At the end of the day, these platforms weren't designed for children, and the skills required to fluently navigate these worlds are ones that most kids simply don't possess: self-restraint, savviness about marketing techniques, sophisticated social skills, an understanding of audience, media literacy skills, and time management skills. According to a great article in Psychology Today (Why Social Media is Not Smart for Middle School Kids), here are a few things to think about before you turn over a smartphone to your eager child.
- Delay, Delay, Delay! If at all possible, I think you wait until the end of middle school to give your child access to social media. The longer you delay, the more time your child will have to grow, develop their "IRL" social skills, and mature so they can better navigate the online worlds. This will also give your child a chance to build strong authentic friendships and know what those should look and feel like. It will also help save YOU a lot of time from having to clean up/manage the "digital drama" that is the inevitable result of kiddos who are in over their social-heads. And, if you work as a team with the parents of their friends, they won't be able to use the "but I am the ONLY ONE" argument.
- Follow Them (and make sure they are not using a "fake-just-for-the-parents account" in addition to their real one). If you decide your child is ready to be on social media, you need to be very present in their digital lives, helping them make decisions, take issues offline, and make appropriate choices about when/what to post. There's nothing private about online postings, so your child should know it will definitely not be private to you!
- Family Accounts: One way to ease into social media in a more supervised way is by having family accounts. This allows the opportunity for you to model really positive online interactions and open up dialogue about how/what you decide to post, all within the confines of a smaller, safer network of friends and family.
- Limit Time on Devices: We all know how much time we can manage to suck away on social media; it is a rabbit hole with no end :). So, as with all screen time, keep a close eye on the clock. Screen addiction is a real thing, and the average teen apparently spends about nine hours a day on social media (although the # is surprisingly just as high for us old folks!). Some suggest that kids check one time a day a few times a week…nothing more.

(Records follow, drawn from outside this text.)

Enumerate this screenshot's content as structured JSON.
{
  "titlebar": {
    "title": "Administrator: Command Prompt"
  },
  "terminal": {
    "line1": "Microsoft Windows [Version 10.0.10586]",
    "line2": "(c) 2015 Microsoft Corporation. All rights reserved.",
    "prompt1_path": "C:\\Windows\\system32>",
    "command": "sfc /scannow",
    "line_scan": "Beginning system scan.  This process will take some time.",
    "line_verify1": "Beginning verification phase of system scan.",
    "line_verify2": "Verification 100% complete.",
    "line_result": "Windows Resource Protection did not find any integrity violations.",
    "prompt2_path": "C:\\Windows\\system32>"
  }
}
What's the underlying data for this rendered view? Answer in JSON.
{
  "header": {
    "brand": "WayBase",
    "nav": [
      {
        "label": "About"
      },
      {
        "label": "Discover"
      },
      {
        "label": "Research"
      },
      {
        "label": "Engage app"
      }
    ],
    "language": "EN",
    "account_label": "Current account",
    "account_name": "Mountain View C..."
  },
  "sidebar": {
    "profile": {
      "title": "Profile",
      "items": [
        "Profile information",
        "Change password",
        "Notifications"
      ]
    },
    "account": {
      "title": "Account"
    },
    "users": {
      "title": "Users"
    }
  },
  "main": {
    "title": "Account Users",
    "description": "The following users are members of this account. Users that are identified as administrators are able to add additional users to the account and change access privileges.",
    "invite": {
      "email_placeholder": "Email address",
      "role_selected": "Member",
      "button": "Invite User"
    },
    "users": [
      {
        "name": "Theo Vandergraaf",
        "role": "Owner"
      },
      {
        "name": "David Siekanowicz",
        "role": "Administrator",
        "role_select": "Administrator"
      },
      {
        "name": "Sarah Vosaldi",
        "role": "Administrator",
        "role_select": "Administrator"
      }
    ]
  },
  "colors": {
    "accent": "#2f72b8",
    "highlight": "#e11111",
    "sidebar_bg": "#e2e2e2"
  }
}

- Keep Their Real Social Lives Full. Children love collecting things, and on social media, the danger is that they simply collect friends (strangers, acquaintances, etc.) and likes for social status. So instead, have them collect real moments with real people in their real lives.
- Put Away the Devices: And last but not least, model a healthy relationship with technology and social media yourself. You'll be your child's best mentor for how to live a full and balanced life in a world of fast-paced-distractions.
As the article says, "Like trying to make clothes fit that are way too big, kids will use social media inappropriately until they are older and it fits them better," so let's try to put those devices away for as long as possible and enjoy childhood!
Head of Lower School